Segment Start: Extracted data

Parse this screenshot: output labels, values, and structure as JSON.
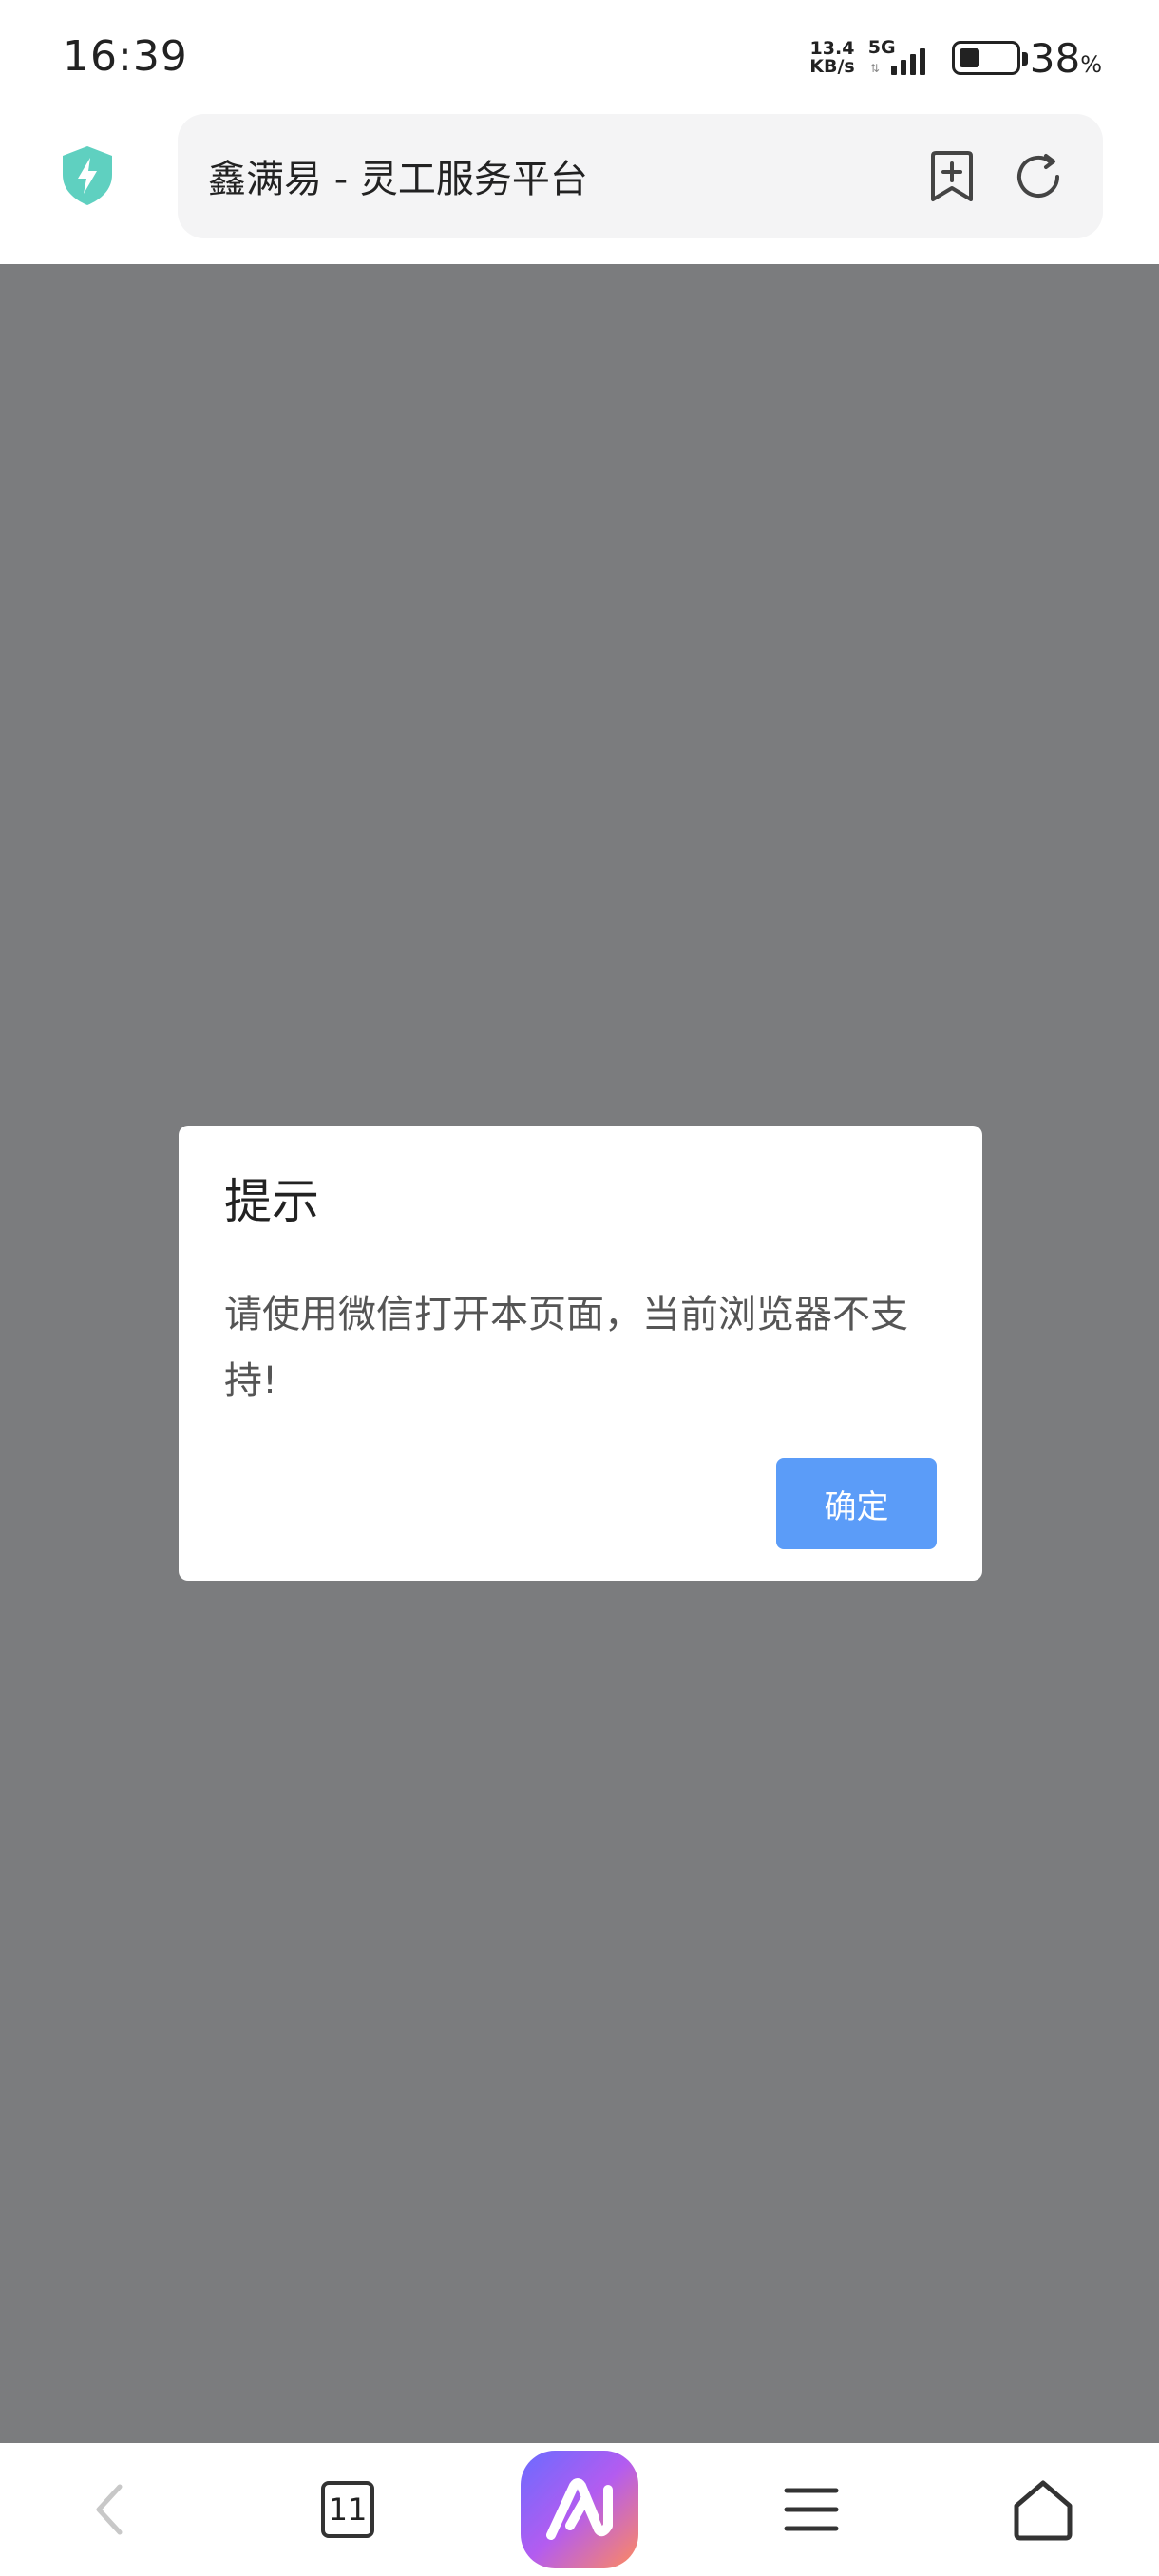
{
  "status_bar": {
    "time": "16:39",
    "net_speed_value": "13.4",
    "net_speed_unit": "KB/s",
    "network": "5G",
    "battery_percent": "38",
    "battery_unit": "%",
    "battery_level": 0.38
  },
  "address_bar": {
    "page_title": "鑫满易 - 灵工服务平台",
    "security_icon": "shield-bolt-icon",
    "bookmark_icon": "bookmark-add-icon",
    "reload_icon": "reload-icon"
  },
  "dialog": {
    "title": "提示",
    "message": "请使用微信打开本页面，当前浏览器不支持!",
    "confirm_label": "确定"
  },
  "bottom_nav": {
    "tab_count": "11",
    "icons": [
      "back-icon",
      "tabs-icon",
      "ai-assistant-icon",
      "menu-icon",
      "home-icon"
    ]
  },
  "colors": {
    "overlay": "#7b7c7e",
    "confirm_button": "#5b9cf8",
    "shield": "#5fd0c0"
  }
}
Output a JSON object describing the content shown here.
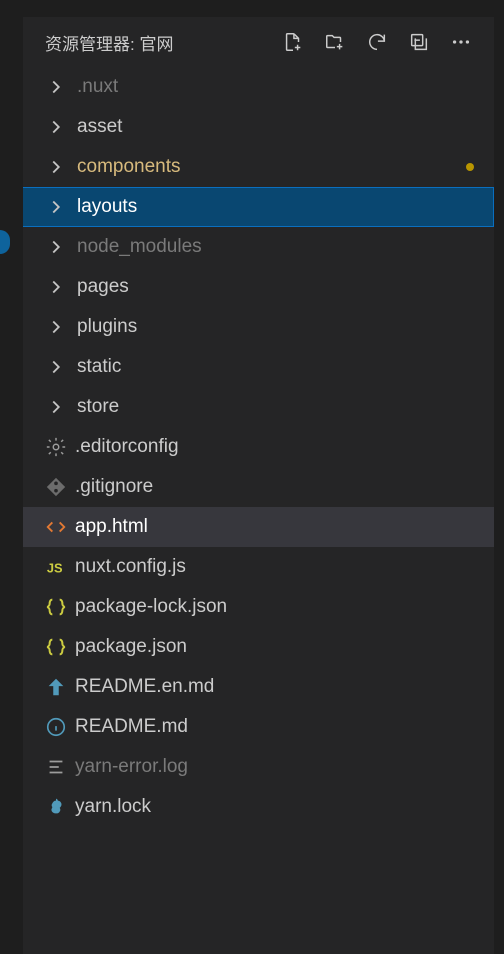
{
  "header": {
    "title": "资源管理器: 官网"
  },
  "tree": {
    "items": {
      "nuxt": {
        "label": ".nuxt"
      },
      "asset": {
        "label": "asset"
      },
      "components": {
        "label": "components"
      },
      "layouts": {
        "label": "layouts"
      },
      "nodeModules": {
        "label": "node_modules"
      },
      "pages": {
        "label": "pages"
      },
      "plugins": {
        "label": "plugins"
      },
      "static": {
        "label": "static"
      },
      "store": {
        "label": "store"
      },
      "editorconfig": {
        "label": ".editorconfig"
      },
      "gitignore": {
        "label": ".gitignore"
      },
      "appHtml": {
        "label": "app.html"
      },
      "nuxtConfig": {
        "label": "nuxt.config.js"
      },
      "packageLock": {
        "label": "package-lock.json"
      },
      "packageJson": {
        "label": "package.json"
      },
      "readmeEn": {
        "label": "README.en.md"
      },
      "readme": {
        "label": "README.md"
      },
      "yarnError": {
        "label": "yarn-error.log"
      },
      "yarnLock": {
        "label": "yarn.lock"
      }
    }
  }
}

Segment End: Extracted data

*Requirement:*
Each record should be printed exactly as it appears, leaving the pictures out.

*Response to the exercise:*
Parse this screenshot: output labels, values, and structure as JSON.
{
  "status_bar": {
    "time": "16:39",
    "net_speed_value": "13.4",
    "net_speed_unit": "KB/s",
    "network": "5G",
    "battery_percent": "38",
    "battery_unit": "%",
    "battery_level": 0.38
  },
  "address_bar": {
    "page_title": "鑫满易 - 灵工服务平台",
    "security_icon": "shield-bolt-icon",
    "bookmark_icon": "bookmark-add-icon",
    "reload_icon": "reload-icon"
  },
  "dialog": {
    "title": "提示",
    "message": "请使用微信打开本页面，当前浏览器不支持!",
    "confirm_label": "确定"
  },
  "bottom_nav": {
    "tab_count": "11",
    "icons": [
      "back-icon",
      "tabs-icon",
      "ai-assistant-icon",
      "menu-icon",
      "home-icon"
    ]
  },
  "colors": {
    "overlay": "#7b7c7e",
    "confirm_button": "#5b9cf8",
    "shield": "#5fd0c0"
  }
}
Output a JSON object describing the content shown here.
{
  "header": {
    "title": "资源管理器: 官网"
  },
  "tree": {
    "items": {
      "nuxt": {
        "label": ".nuxt"
      },
      "asset": {
        "label": "asset"
      },
      "components": {
        "label": "components"
      },
      "layouts": {
        "label": "layouts"
      },
      "nodeModules": {
        "label": "node_modules"
      },
      "pages": {
        "label": "pages"
      },
      "plugins": {
        "label": "plugins"
      },
      "static": {
        "label": "static"
      },
      "store": {
        "label": "store"
      },
      "editorconfig": {
        "label": ".editorconfig"
      },
      "gitignore": {
        "label": ".gitignore"
      },
      "appHtml": {
        "label": "app.html"
      },
      "nuxtConfig": {
        "label": "nuxt.config.js"
      },
      "packageLock": {
        "label": "package-lock.json"
      },
      "packageJson": {
        "label": "package.json"
      },
      "readmeEn": {
        "label": "README.en.md"
      },
      "readme": {
        "label": "README.md"
      },
      "yarnError": {
        "label": "yarn-error.log"
      },
      "yarnLock": {
        "label": "yarn.lock"
      }
    }
  }
}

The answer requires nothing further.